Art-historical queries run into similar dead ends. Homer was in Paris at a crucial moment in the history of Impressionism, but the all-important issue—what did he see and when did he see it?—subsides into speculation: “Surely,” writes Riopelle in the “Crosscurrents” catalog, “Homer rushed to Manet’s pavilion.” “One cannot imagine that he would have missed it,” Cross concurs. The tale chugs along on a track of “would haves” and “must haves.”
“The most interesting part of my life,” Homer wrote when refusing to assist an aspiring biographer, “is of no concern to the public.” That statement is extraordinary—an overt tease (what is the most interesting part?) followed by a slammed door. It feels curiously familiar. That push and pull, like the alternation of clarity and opacity in his biography, also haunts his pictures.
The shyness of Homer’s people has often been remarked on. They turn their back, look over their shoulder, veil their features with slouchy hats and falling hair. It has been suggested that he was just bad at faces, but he could paint them with grace when he wanted to. The habit is too persistent not to be purposeful, and it has a distinct effect: Instead of looking at people, we end up looking at people looking at things we cannot see. Soldiers look through rifle sights; sailors look to sea. Wading children bend over to look under the water’s surface. Sometimes, as in the poignant Waiting for Dad (Longing) (1873), we have a clue about what they are looking for, though not what they actually see. In Two Guides (1877), a gray-bearded mountain man (he could be a model for Gabby Johnson, the speaker of “authentic frontier gibberish” in Blazing Saddles) extends his arm and index finger to point at … something.

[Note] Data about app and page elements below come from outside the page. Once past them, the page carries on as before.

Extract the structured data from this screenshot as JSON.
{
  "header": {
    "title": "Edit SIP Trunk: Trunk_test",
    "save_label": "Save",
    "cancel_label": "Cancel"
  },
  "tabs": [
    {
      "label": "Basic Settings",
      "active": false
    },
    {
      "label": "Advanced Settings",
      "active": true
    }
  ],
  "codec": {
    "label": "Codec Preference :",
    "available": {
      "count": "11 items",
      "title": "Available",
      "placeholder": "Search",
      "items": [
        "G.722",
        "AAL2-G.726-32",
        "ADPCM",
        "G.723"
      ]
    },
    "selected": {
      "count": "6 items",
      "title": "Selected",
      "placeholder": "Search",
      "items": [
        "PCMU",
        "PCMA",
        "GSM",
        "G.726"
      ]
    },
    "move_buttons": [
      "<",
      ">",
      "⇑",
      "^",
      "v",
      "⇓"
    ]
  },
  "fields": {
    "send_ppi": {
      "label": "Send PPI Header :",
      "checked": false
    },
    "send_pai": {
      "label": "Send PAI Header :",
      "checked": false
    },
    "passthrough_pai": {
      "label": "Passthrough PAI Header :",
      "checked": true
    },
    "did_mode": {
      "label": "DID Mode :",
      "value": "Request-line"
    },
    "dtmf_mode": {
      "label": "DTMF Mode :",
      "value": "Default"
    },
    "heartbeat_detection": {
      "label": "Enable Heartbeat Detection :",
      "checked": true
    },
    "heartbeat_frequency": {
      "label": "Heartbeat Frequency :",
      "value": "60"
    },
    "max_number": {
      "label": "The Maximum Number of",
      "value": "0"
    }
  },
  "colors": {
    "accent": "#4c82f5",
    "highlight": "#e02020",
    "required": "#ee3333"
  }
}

It is perennially surprising, when you come across Homer paintings on a museum wall, to discover how small they are, mostly in the two-by-three-foot range. (Kerry James Marshall’s Gulf Stream occupies 12 times the area of Homer’s.) This domesticated scale, however, was “not calculated for the drawing-room,” his friend Kenyon Cox wrote, but for grander, more spacious venues. Homer wanted people to “stand off,” and derided the habit of leaning in as “smelling” a picture. He once asked that a painting be hung in a gallery window so it could be seen “properly from the opposite side of 5th Ave … as it is painted at the distance of 60 feet.” In Prouts Neck, he explained, “I hang my pictures on the upper balcony of the studio, and go down by the sea seventy-five feet away, and look at them.” Embedded in the shadow of a wave, beneath his signature on The Gulf Stream, is the painte
d message “At 12 feet from the picture you can see it.”
From that distance, Homer’s famous brusqueness is smoothed out and the illusion of space deepens. He explained that the “first shark” was 15 feet long and 30 feet forward of the boat. But if you stand just two feet away, it looks like the sailor could reach out and pet it. Only from a distance does the space stretch out. Up close you might see how the trick was played, but you lose the magic.
Homer may indeed be painting’s Melville, not because of the passport he held, but because he could cram so much precision and perplexity into a single breath.
This article appears in the May 2022 print edition with the headline “Winslow Homer’s America.”
* Lead image: Winslow Homer (American, 1836–1910). The Gulf Stream, 1899. Oil on canvas. 28 1/8 x 49 1/8 in. (71.4 x 124.8 cm). The Metropolitan Museum of Art, Catharine Lorillard Wolfe Collection, Wolfe Fund, 1906 (06.1234). Photo courtesy of The Metropolitan Museum of Art.